The Tunisia Inquests
On 28 February 2017, HHJ Lorraine-Smith handed down judgment and conclusions in the Tunisia Inquests. Despite one or two juicy soundbites in the narrative, his conclusions on cause of death were conventional and predictable. In summary, on 25 June 2015, each of the deceased was shot dead by a terrorist inside or within the vicinity of the RIU Imperial Marhaba Hotel in Sousse, Tunisia. All 30 were unlawfully killed.
Those representing the families had made valiant attempts to persuade the Coroner to reach further conclusions. They suggested that the unlawful killing by a terrorist was contributed to in part because:
- The risk of a terrorist attack at the hotel had not been recognised or taken seriously enough, and appropriate security precautions had not been put in place or enforced during the attack; or
- The terrorist attack at the hotel had been neglected and appropriate security precautions to deter, prevent or counteract an attack had been neglected.
The Coroner dealt with (1) swiftly. This was not an Article 2 inquest, and any narrative conclusion had to be a brief and neutral factual statement, without expressing any judgment or opinion. He felt unable to reach the proposed conclusion as a matter of law.
Proposed conclusion (2) required a deeper analysis. The key question was whether it was open to the Coroner, in the circumstances of the case, to find that the unlawful killing had been contributed to by neglect.
To determine this, the Coroner had to consider whether the deceased were in a dependent position. The long-established test, as set out in Jamieson [R v Her Majesty’ Coroner for North Humberside and Scunthorpe ex parte Jamieson (1995) QB 1] was whether each was “someone in a dependent position (because of youth, age, illness or incarceration)”. The Coroner found that this did not cover a tourist who had voluntarily agreed to go on holiday abroad.

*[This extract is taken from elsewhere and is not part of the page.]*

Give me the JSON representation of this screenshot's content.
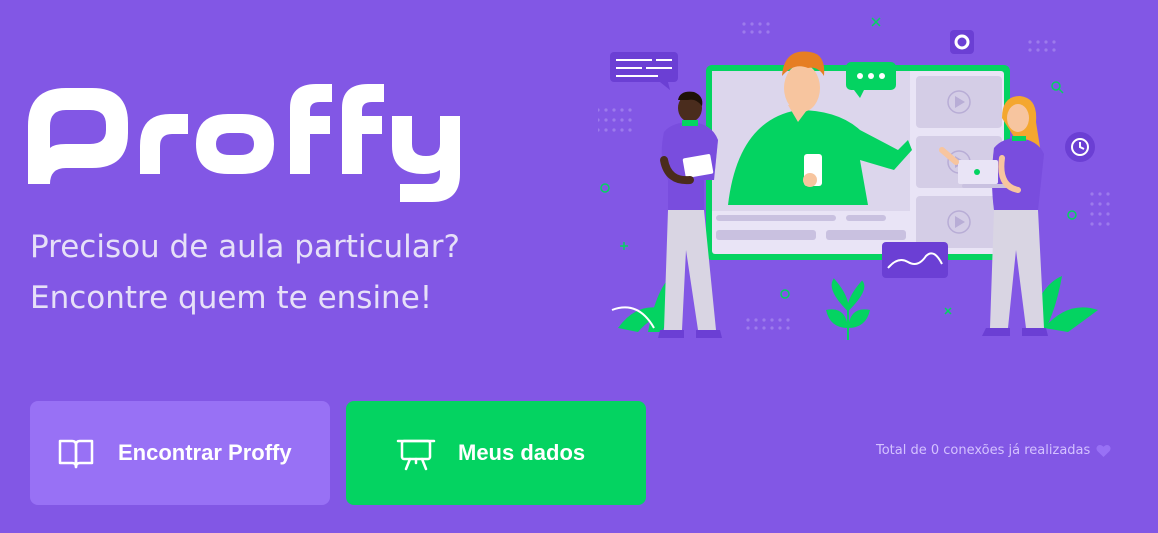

On behalf of the families, it was submitted that the definition of “dependent position” should be widened. Unfortunately, this submission was made in a vacuum of authority. There had been no expansion of the test since Jamieson. This was reflected in the Chief Coroner’s guidance number 17, revised on 14 January 2016. In the circumstances, HHJ Lorraine-Smith was not prepared to make what would have been a quantum leap in the common law.
There would have been a second hurdle for the families to overcome, in any event. The circumstances surrounding the terrorist attack did not fit with a failure to provide adequate nourishment or liquid, basic medical attention, shelter or warmth. Notwithstanding attempts by the families to widen dependency to include the concept of security, the Coroner ruled against them.

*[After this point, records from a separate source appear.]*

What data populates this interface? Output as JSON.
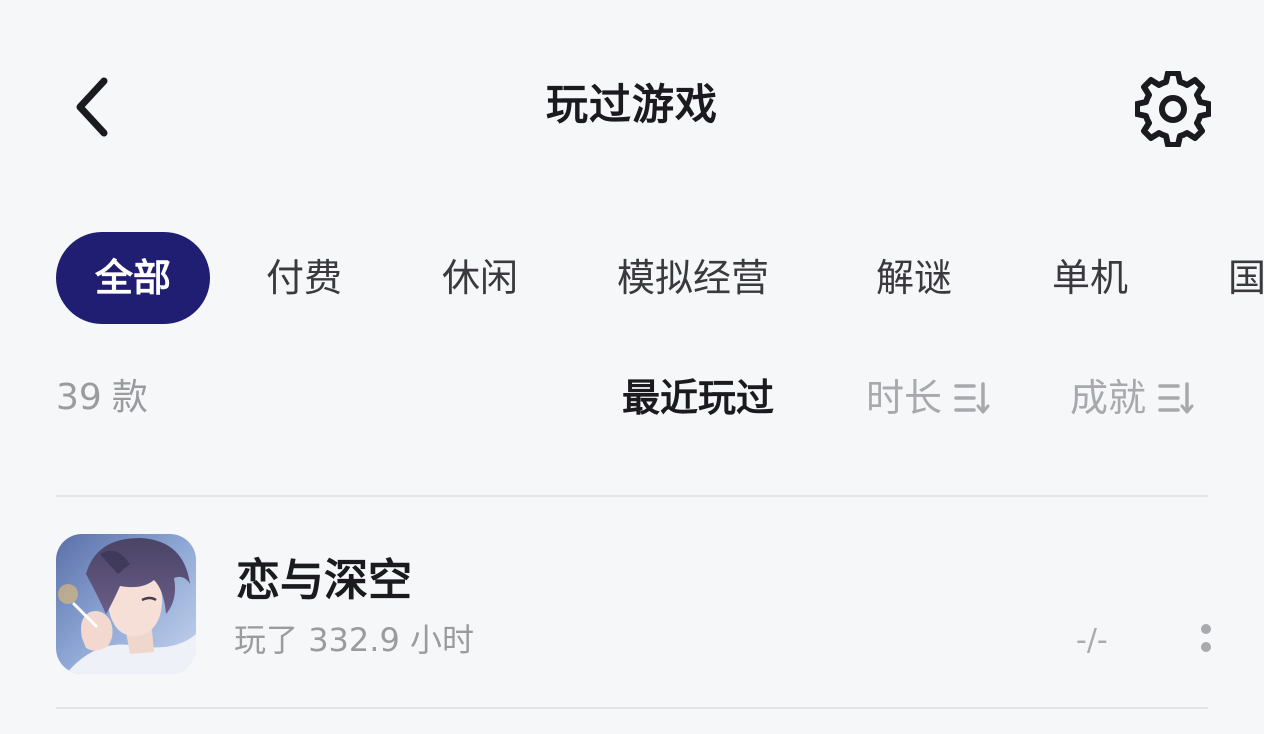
{
  "header": {
    "title": "玩过游戏",
    "back_icon": "chevron-left-icon",
    "settings_icon": "gear-icon"
  },
  "chips": [
    {
      "label": "全部",
      "active": true
    },
    {
      "label": "付费",
      "active": false
    },
    {
      "label": "休闲",
      "active": false
    },
    {
      "label": "模拟经营",
      "active": false
    },
    {
      "label": "解谜",
      "active": false
    },
    {
      "label": "单机",
      "active": false
    },
    {
      "label": "国",
      "active": false
    }
  ],
  "summary": {
    "count": "39",
    "count_unit": "款"
  },
  "sort": [
    {
      "label": "最近玩过",
      "active": true
    },
    {
      "label": "时长",
      "active": false,
      "icon": "sort-icon"
    },
    {
      "label": "成就",
      "active": false,
      "icon": "sort-icon"
    }
  ],
  "games": [
    {
      "name": "恋与深空",
      "playtime_prefix": "玩了",
      "playtime_value": "332.9",
      "playtime_unit": "小时",
      "score": "-/-",
      "more_icon": "more-vertical-icon"
    }
  ],
  "colors": {
    "background": "#f6f7f9",
    "chip_active_bg": "#1f1e73",
    "text_primary": "#1b1b1f",
    "text_muted": "#9a9a9f",
    "divider": "#e3e4e7"
  }
}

There was a further problem with the families’ position. As made clear in Jamieson, neglect should never form any part of a verdict “unless a clear and direct causal connection is established between the conduct so described and the cause of death”. Here, the Coroner found that any measures that might legally have been put in place at the Hotel would not have made a difference. True, there were “deficiencies” in the response by law enforcement personnel, with police response being “at best shambolic, at worst cowardly” (a soundbite repeated in media reports afterwards). However, there was not a “clear and direct” causal connection between any such deficiencies and the deaths caused by the gunman.
The Coroner recognised that if some customers had read the details of the FCO Travel Advice, they might have chosen not to go to Tunisia. He considered evidence on the development of FCO Travel Advice, and guidance given by the travel company, especially in the wake of the killing of Western Tourists at the Bardo Museum in Tunisia in March 2015, just 3 months before the attack at the RIU Imperial Marhaba Hotel. Adequacy of travel advice was within the Scope of the Inquests. However, this point was too remote from the cause of death to be part of the verdict.
Even though nothing new has come from it, the ruling provides a helpful and succinct summary of the relevant law, and illustrates the difficulties that can arise when attempting to persuade a Coroner to attach “neglect” to a verdict.